The talk of the last week has been the inaugural Tour de France Femmes. The rider around much of that talk has been Annemiek van Vleuten (AMVV) who turned around illness in the first half of the race, to triumph at the end. The pivotal performance was in the Queen stage 7; where she soloed away after the second climb to ride alone for over 60kms, including the final climb to claim victory.
AMVV has shared the file to Strava, but without power data. This is not unusual for a major event. She often includes her power data in training rides, but not this time. So, I can’t do a complete file analysis for her. However; with some super sleuthing I can work it out. And the data for the well-placed Juliette Labous is very helpful. Labous finished in 4th place on the stage, and also placed in the top 5 overall on GC.

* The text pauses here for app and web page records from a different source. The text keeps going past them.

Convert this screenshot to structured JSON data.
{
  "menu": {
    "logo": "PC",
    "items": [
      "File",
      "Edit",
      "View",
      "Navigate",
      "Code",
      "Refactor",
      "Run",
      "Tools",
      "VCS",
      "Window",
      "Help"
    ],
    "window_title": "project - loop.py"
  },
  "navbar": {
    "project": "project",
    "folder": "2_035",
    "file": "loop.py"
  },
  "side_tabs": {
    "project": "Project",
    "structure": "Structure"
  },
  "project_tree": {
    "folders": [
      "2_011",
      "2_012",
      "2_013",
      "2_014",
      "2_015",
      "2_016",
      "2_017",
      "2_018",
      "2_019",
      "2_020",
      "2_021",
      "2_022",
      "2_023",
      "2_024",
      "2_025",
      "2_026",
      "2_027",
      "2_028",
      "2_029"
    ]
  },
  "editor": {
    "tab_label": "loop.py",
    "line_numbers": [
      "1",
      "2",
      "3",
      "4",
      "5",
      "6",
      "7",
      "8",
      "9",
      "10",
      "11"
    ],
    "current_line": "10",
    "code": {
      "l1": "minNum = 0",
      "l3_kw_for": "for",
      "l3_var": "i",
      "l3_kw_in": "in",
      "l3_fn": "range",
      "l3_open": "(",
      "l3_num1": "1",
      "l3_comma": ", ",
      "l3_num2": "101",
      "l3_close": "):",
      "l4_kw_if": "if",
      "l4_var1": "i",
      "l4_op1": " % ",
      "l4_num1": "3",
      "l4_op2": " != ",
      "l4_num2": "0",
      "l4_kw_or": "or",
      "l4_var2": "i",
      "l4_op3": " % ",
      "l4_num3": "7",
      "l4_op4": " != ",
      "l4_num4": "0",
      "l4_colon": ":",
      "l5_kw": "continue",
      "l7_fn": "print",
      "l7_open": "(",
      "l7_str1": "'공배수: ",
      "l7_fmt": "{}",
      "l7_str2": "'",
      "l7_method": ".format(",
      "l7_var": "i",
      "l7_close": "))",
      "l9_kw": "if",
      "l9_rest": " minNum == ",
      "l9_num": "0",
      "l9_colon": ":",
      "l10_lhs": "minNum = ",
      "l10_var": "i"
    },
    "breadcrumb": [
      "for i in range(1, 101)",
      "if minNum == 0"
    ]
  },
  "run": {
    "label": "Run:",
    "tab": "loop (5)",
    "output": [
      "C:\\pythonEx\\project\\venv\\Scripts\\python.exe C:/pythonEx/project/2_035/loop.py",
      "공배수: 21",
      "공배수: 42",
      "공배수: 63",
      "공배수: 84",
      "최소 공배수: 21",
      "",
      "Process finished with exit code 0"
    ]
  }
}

The analysis requires some context of the stage. There were 3 major climbs. The first was the Petit Balloon (9.3km at 8.1% summitting at the 49km mark of the race). AMVV continued the strong pace on the next ascent (Col du Platzerwasel 7.1km at 8.3%, 66km) and broke all riders just before the summit. She then went solo for the final 65km including the last ascent (Grand Balloon, 13.6 km at 6.6%).
Labous’ power data is available in her Strava profile. She has her FTP set as 260W on a body mass of 55kg. I say ‘set’ because as you are aware, you can set your FTP and weight to whatever you want in Strava. This gives her an FTP of 4.7W/kg. I am going to say that this is an underestimate, as 4.7W/kg is under that we would typically expect for a world class female rider that can climb. They normally sit in the 5.0 to 5.1 W/kg range. Either her FTP is more than 260W or her weight is less than 55kg (or both).
This file analysis that I have done confirms that it is set low (I’ll explain as we go). Not that it matters, this is just an FYI for you folks reading. Labous has done the 4 hour stage at a Normalized Power of 239W. This gives an intensity factor (IF) of 0.92 (239/260). This means she rode at 92% of her set FTP for more than 4 hours. This is the first clue that her FTP is set low in Strava. This sort of IF is possible for 2 hours, perhaps a bit more, but not 4 hours.
Her peak 20 minute power is on the first climb. In fact her peak 1 minute, 5 minute, 20 minute and 30 minute power are all on the first climb. The peak 20 minute power is 288W. Using the commonly applied method of 95% of 20 minute power = FTP, this gives 273W. So, here is the second indicator her FTP is set low in Strava.
That first climb was done at 277W for 33 min. This is 5.0 W/kg which sounds legitimate. But here is the kicker, AMVV put 2 and a half minutes into her on that climb! We can estimate AMVV’s power from the male times on the segment that are similar to her time. Analysing these gives us around 5.3W/kg for 31 minutes.
The second climb even more damage was done by AMVV. She gained almost another 3 minutes on the first chasing group on this climb. So let’s look at the numbers. Labous rode this climb at 267W for 26 minutes. That is 4.8W/kg. And AMVV put nearly 3 minutes into her! The VAM (vertical ascent in meters) gives us a further clue about her power numbers. This only decreased by 1% for AMVV, whereas it was a 3% decrease for Labous. So it looks like AMVV held very similar power for the second climb in the 5.2W/kg range.
After she crested the second climb, AMVV went long solo to the finish. Looking at the climb times for the 3rd and last ascent, these are similar for AMVV and Labous. But the damage had already been done, and the lead she had gained could not be brought back. Also, Labous was in a small group and AMVV was solo. Even a small group makes a difference when climbing.
So what is the summary of all this:
- AMVV rode climb one at around 5.3W/kg (31 minutes)
- AMVV rode climb two at around 5.2W/kg (24 minutes)
- AMVV rode climb three at around 4.8W/kg (44 minutes)
- Before starting the final climb she already had around 2500kj of work in her legs
This fatigue resistance is what sets apart truly elite riders from us mere mortals. The capacity to produce power when fresh is one thing. The capacity to produce it when fatigued, is another thing altogether. She was in a class of her own as a climber in this race. And using her own words ‘I’m a bit older than the other girls, so I can do a bit more training so this stage is suited for me. I want to make something clear it’s not that my colleagues don’t train as much as I do, it’s also to do with training years.’
And ‘my style is always attacking and not waiting until the final. I did a recon of the stage and thought that already on the Petit Ballon it was a hard one. After six days of waiting and surviving and recovering, I wanted to make the biggest time gaps and that means going on the first climb.’
Here are the links to to the rides: